When Caswell County was divided in 1791, the newly formed Person County was named in honor of General Thomas Person. He died on November 16, 1800 at the home of his sister, Patty Person Taylor.[13] The Patty Person Taylor House was listed on the National Register of Historic Places in 1975.[14] By the time of his death in 1800, Thomas Person owned over 125 square miles of land in North Carolina and Tennessee.[15] He also owned at least 34 slaves that he kept at his estate, Goshen, in Granville County, North Carolina.[16] Person's Ordinary at Littleton, North Carolina was listed on the National Register of Historic Places in 1973.[14]


  1. ^ Thomas Person, Stephen B Weeks, North Carolina Booklet, vol. IX, no. 1 (July 1909), 16-35

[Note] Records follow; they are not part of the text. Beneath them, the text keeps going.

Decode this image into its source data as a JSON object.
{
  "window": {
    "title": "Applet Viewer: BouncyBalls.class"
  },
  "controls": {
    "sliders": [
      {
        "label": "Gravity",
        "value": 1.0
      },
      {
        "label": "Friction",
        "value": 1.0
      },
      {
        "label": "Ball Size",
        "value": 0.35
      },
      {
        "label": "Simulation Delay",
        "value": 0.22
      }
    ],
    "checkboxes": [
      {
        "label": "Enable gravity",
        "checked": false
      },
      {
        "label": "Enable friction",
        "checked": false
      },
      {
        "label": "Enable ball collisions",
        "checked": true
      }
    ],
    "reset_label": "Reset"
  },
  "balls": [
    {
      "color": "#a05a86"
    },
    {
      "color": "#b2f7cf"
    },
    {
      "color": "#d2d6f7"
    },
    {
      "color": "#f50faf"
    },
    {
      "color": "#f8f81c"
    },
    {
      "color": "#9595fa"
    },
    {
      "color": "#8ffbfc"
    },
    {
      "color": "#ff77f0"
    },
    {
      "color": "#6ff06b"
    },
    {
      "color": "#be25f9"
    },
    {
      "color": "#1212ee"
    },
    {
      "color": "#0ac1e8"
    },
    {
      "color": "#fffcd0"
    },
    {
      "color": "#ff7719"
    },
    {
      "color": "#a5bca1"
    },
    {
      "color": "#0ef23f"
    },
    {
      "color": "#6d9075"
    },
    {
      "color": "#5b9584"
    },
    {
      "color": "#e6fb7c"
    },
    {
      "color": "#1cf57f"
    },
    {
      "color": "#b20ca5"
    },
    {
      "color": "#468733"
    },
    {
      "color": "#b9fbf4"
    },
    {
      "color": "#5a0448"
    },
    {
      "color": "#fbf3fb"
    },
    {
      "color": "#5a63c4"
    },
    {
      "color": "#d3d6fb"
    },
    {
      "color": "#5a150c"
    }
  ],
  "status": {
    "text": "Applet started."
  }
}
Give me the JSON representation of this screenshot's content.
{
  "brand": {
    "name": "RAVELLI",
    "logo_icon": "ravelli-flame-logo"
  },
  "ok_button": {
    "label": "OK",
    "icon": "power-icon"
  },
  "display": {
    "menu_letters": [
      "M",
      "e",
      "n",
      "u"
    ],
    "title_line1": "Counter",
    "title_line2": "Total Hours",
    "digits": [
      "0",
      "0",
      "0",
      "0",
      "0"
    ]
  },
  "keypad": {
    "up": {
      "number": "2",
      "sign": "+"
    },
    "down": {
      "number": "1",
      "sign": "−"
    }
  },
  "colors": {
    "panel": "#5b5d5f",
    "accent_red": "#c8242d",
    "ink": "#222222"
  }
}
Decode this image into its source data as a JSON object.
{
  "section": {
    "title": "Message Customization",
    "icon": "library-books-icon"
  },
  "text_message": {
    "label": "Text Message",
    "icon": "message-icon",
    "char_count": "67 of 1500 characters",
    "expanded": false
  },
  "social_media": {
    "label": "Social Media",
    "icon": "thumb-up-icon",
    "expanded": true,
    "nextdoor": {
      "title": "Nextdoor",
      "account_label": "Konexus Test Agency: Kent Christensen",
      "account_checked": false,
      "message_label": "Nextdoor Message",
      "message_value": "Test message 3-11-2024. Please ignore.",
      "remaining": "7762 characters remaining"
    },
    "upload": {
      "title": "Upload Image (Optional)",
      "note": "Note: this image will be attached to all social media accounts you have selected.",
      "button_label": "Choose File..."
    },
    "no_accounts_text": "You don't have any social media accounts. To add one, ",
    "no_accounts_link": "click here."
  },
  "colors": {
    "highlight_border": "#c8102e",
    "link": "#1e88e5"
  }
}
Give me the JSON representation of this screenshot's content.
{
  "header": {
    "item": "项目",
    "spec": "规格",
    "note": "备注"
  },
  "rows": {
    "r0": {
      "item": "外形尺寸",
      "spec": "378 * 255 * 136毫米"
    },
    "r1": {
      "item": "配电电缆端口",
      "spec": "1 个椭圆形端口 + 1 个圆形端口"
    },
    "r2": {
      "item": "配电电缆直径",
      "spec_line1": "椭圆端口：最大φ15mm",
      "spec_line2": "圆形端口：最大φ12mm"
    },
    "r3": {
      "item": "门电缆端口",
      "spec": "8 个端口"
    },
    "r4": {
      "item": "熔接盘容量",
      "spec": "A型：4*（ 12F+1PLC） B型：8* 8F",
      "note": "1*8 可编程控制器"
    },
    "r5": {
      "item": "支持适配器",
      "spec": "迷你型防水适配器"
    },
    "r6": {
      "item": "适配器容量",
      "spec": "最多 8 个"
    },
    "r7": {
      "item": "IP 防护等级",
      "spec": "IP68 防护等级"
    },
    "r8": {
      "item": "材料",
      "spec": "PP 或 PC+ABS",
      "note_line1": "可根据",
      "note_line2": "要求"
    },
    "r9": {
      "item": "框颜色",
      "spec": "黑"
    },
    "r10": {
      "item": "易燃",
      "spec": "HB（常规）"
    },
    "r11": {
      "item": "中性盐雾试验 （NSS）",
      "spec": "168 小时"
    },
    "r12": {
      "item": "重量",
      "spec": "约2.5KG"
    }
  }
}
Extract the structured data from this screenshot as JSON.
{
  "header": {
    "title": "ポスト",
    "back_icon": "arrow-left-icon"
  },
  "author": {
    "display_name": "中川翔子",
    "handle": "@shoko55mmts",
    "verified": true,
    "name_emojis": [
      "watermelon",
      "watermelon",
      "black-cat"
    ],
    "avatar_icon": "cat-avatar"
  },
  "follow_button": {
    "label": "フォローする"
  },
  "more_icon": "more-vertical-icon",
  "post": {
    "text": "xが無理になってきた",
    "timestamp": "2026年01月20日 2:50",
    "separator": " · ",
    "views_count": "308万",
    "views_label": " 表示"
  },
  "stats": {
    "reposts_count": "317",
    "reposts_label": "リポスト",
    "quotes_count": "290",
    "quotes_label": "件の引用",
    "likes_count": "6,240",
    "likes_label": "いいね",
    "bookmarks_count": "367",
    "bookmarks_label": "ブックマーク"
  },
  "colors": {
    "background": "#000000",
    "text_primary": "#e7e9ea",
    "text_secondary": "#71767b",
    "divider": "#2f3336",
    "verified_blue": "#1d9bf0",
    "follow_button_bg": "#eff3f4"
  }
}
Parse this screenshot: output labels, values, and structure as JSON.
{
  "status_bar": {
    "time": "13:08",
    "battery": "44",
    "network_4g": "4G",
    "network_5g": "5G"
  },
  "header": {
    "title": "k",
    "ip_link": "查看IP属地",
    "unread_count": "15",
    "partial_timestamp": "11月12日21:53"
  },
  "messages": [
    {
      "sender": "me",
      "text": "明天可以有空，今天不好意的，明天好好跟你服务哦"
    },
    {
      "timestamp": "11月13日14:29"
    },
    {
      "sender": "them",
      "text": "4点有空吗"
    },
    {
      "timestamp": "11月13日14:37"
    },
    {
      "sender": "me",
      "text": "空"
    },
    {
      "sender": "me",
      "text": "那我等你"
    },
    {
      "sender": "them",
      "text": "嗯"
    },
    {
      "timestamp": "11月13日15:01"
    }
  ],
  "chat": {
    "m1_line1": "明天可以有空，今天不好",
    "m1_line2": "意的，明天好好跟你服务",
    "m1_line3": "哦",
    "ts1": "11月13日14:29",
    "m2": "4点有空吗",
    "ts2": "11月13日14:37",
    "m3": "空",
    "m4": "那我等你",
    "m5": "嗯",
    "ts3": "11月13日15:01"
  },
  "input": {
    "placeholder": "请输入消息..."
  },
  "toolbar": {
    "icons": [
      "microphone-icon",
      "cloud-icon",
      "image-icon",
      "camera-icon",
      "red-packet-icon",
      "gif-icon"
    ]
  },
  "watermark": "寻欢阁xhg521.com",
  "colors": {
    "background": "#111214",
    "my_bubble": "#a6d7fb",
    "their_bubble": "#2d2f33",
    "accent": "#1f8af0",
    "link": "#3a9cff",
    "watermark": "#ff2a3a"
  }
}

  2. ^ "List of Justices for Granville County". Colonial and State Records of North Carolina. July 6, 1756. Retrieved April 10, 2019.
  3. ^ "Minutes of the Lower House of the North Carolina General Assembly, November 03, 1762 - December 11, 1762". Colonial and State Records of North Carolina. Retrieved April 10, 2019.
  4. ^ Proclamation by William Tryon Concerning a Pardon for Rioters, June 11, 1771
  5. ^ "Preface to Volume 8 of the Colonial Records of North Carolina], page xxvii". Retrieved April 10, 2019.
  6. ^ "Minutes of the Provincial Congress of North Carolina". Colonial and State Records of North Carolina. p. 512. Retrieved April 10, 2019.
  7. ^ Ordinances of the Provincial Congress of North Carolina December 20, 1776
  8. ^ Lewis, J.D. "Thomas Person". The American Revolution in North Carolina. Retrieved March 13, 2019.
  9. ^ North Carolina History Project The Antifederalists: North Carolina's Other Founders
  10. ^ Encyclopedia of North Carolina Anti-Federalists
  11. ^ Thomas Person (1733-1800) and Person Hall
  12. ^ Memorial to Founding Trustees
  13. ^ Survey and Planning Unit Staff (November 1974). "Patty Person Taylor House" (pdf). National Register of Historic Places - Nomination and Inventory. North Carolina State Historic Preservation Office. Retrieved 2014-11-01.
  14. ^ a b "National Register Information System". National Register of Historic Places. National Park Service. July 9, 2010.
  15. ^ Thomas Person Dictionary of North Carolina Biography: Vol. 5
  16. ^ Settlement of Thomas Person's Estate, broken link